The opening lines of Maintains Pereira, a novel by Antonio Tabucchi, here translated by Patrick Creagh, foreshadow a resurrection of sorts.
In the bloody days of Salazar's dictatorship in Portugal, two young and desperate lovers enlist the help of Pereira.
Pereira is an unlikely protagonist, a conservative widower, obsessed by death and his obesity, who will find the will to live again, by changing the desperate couple's fate.
And putting his life on the line, Pereira will taste youth and drink adventure in the shadow of military oppression.
And he'll learn what it's like to have something worth dying for.

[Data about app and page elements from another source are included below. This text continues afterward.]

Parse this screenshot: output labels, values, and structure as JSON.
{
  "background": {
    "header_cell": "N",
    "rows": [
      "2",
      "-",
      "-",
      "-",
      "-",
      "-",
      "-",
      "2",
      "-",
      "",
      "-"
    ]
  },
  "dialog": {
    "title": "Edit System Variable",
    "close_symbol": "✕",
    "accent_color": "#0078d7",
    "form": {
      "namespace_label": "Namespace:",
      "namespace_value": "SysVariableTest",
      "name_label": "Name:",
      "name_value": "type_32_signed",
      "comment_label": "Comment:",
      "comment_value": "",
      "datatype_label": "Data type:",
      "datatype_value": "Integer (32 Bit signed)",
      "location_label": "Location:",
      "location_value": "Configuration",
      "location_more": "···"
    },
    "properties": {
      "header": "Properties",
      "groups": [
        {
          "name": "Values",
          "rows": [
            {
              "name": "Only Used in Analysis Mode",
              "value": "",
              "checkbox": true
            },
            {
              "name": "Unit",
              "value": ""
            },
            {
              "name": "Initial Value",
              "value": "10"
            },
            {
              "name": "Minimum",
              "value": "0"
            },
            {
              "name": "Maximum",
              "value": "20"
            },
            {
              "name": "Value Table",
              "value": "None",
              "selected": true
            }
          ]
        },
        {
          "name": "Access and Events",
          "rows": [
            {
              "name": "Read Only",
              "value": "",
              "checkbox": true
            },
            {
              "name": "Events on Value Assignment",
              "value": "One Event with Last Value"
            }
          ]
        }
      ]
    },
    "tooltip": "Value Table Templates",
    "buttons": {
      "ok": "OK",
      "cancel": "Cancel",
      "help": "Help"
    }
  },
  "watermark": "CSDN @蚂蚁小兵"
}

"Pereira maintains he met him one summer’s day. A fine fresh sunny summer’s day and Lisbon was sparkling. It would seem that Pereira was in his office biting his pen,the editor-in-chief was away on holiday while he himself was saddled with getting together the culture page, because the Lisboa was now to have a culture page and he had been given the job. But he, Pereira, was meditating on death. On that beauteous summer day, with the sun beaming away and the sea-breeze off the Atlantic kissing the treetops, and a city glittering, literally glittering beneath his window, and a sky of such a blue as never was seen, Pereira maintains, and of a clarity almost painful to the eyes, he started to think about death. Why so? Pereira cannot presume to say. Maybe because when he was little his father owned an undertaker’s establishment with the gloomy name of Pereira La Dolorosa, maybe because his wife had died of consumption some years before, maybe because he was fat and suffered from heart trouble and high blood pressure and the doctor had told him that if he went on like this he wouldn’t last long. But the fact is that Pereira began dwelling on death, he maintains. And by chance, purely by chance, he started leafing through a magazine. It was a literary review, though with a section devoted to philosophy. Possibly an avant-garde review, Pereira is not definite on this point, but with a fair share of Catholic contributors. And Pereira was a Catholic, or at least at that moment he felt himself a Catholic, a good Roman Catholic, though there was one thing he could not bring himself to believe in, and that was the resurrection of the body. Of the soul yes, of course, for he was certain he had a soul; but all that flesh of his, the fat enveloping his soul, no, that would not rise again and why should it?, Pereira asked himself. All the blubber he carted around with him day in day out, and the sweat, and the struggle of climbing the stairs, why should all that rise again? No, Pereira didn’t fancy it at all, in another life, for all eternity, so he had no wish to believe in the resurrection of the body. And he began to leaf through the magazine, idly, just because he was bored, he maintains,and came across an article headed: ‘From a thesis delivered last month at the University of Lisbon we publish this reflection on death. The author is Francesco Monteiro Rossi, who graduated last month from the University of Lisbon with a First in Philosophy. We here give only an excerpt from his essay, since he may well make further contributions to this publication."
from Maintains Pereira by Antonio Tabucchi (translated by Patrick Creagh)